The British artist Anish Kapoor then produced a version in support of Ai Weiwei. He rallied a lot of the art world to perform in it as a protest against the repression of free expression.
That, in a nutshell, is what this cartoon is about. 
What always baffles me is where they get the stones? When I am on the dance floor my ad-lib dance moves sometimes cause consternation and occasionally I get pelted by rocks. But we’re in a nightclub. Do they stuff their pockets with gravel before they leave the house? Are there rooms in nightclubs where you can get rocks? I’ve never seen them. Anyway, at times like this, Gangnam is my go-to dance style. The familiarity of the moves reassures the crowd; their feelings of anxiety and mounting anger at my improvised technique are assuaged. Cheers soon fill my ears.
Gangnam Style certainly is familiar. As I said, it is the most watched and liked video in the history of Youtube. I have watched it again just now and it has been viewed nearly 2 billion times. An amazing statistic. My blog doesn’t get even half that.
In China government computers scan Chinese cyberspace constantly, hunting for words and phrases that censors have dubbed inflammatory or seditious. When they find one, the offending blog or chat can be blocked within minutes. Ai Weiwei’s Gangnam Style parody is called Grass-Mud Horse Style. which is a reference to a Chinese Internet meme that employs a pun on an obscene phrase. The grass-mud horse and several mythical companions appeared in early January 2009 on the Chinese Internet portal Baidu. The creatures’ names, as written in Chinese, are innocent enough. But much as “bear” and “bare” have different meanings in English, their spoken names were double entendres with inarguably dirty second meanings. So while “grass-mud horse” sounds like a nasty curse in Chinese, its written Chinese characters are completely different, and its meaning —taken literally — is benign. Thus the beast not only has dodged censors’ computers, but has also eluded the government’s own ban on so-called offensive behaviour. It is an effective, if juvenile, way of mocking government censorship of the Web.
By mimicking the horse riding moves in the Gangnam Style video with a pair of handcuffs, Ai Weiwei is taking a swipe at government censorship. So even though Ai Weiwei’s version is pretty crappy, it is witty. There is also something appealing in watching such a seriously respected artist make a fool of himself. 

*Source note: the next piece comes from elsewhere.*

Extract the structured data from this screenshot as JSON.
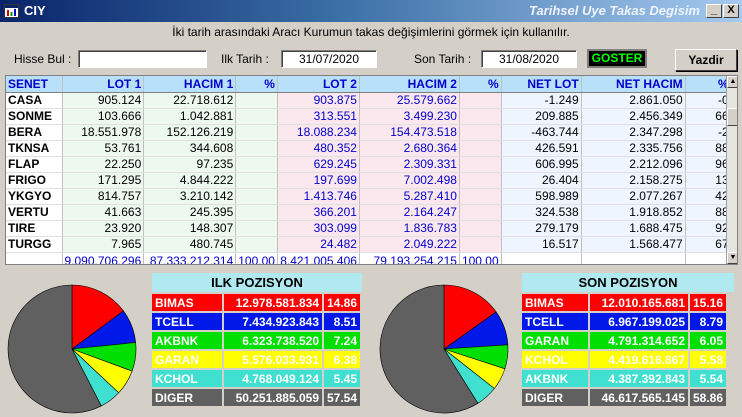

Unfortunately, the same cannot be said for Anish Kapoor’s take in support of Ai Weiwei. It’s like watching a street march with people carrying signs saying “War is bad”. Of course, the sentiment is worthy – “end repression, allow expression” – and perhaps the video is designed as nothing more than a show of support, but the witlessness of the result from one of our top “creative” talents really irks me. Why would anyone not involved in the art world ever watch this? Being subject to deadlines, I can appreciate that this was put together quickly and involved organising a lot of people, so perhaps not a ton of thought went into it, but still. There is also something really grating about what comes across as hero worship of Anish Kapoor in the video. Why? It is particularly inappropriate in this context. All this is doubly annoying because Anish Kapoor does make some terrific stuff.
Just like Ai Weiwei’s video, the (Paul) Gauguin Style dance moves in the cartoon are explosive examples of free expression that threaten the very existence of a repressive government. In the final panel I have gone a bit further. What usually happens after a revolution is that the new orthodoxy is enforced with utterly frightening ruthlessness. It is profoundly depressing. Whether the Revolution is French or Bolsheveik or Chinese Communist this often seems to be the case. In the cartoon Degas veers out of line with some unorthodox dance moves. He is denounced. The crowd bays for blood. He will pay the price
I have no idea why but Toulouse-Lautrec and Edgar Degas have developed an antagonistic relationship in my cartoons. Things will only get worse I’m afraid.
(For a lot of the information on the grass mud-horse meme I am indebted to a great New York Times article by Michael Wines).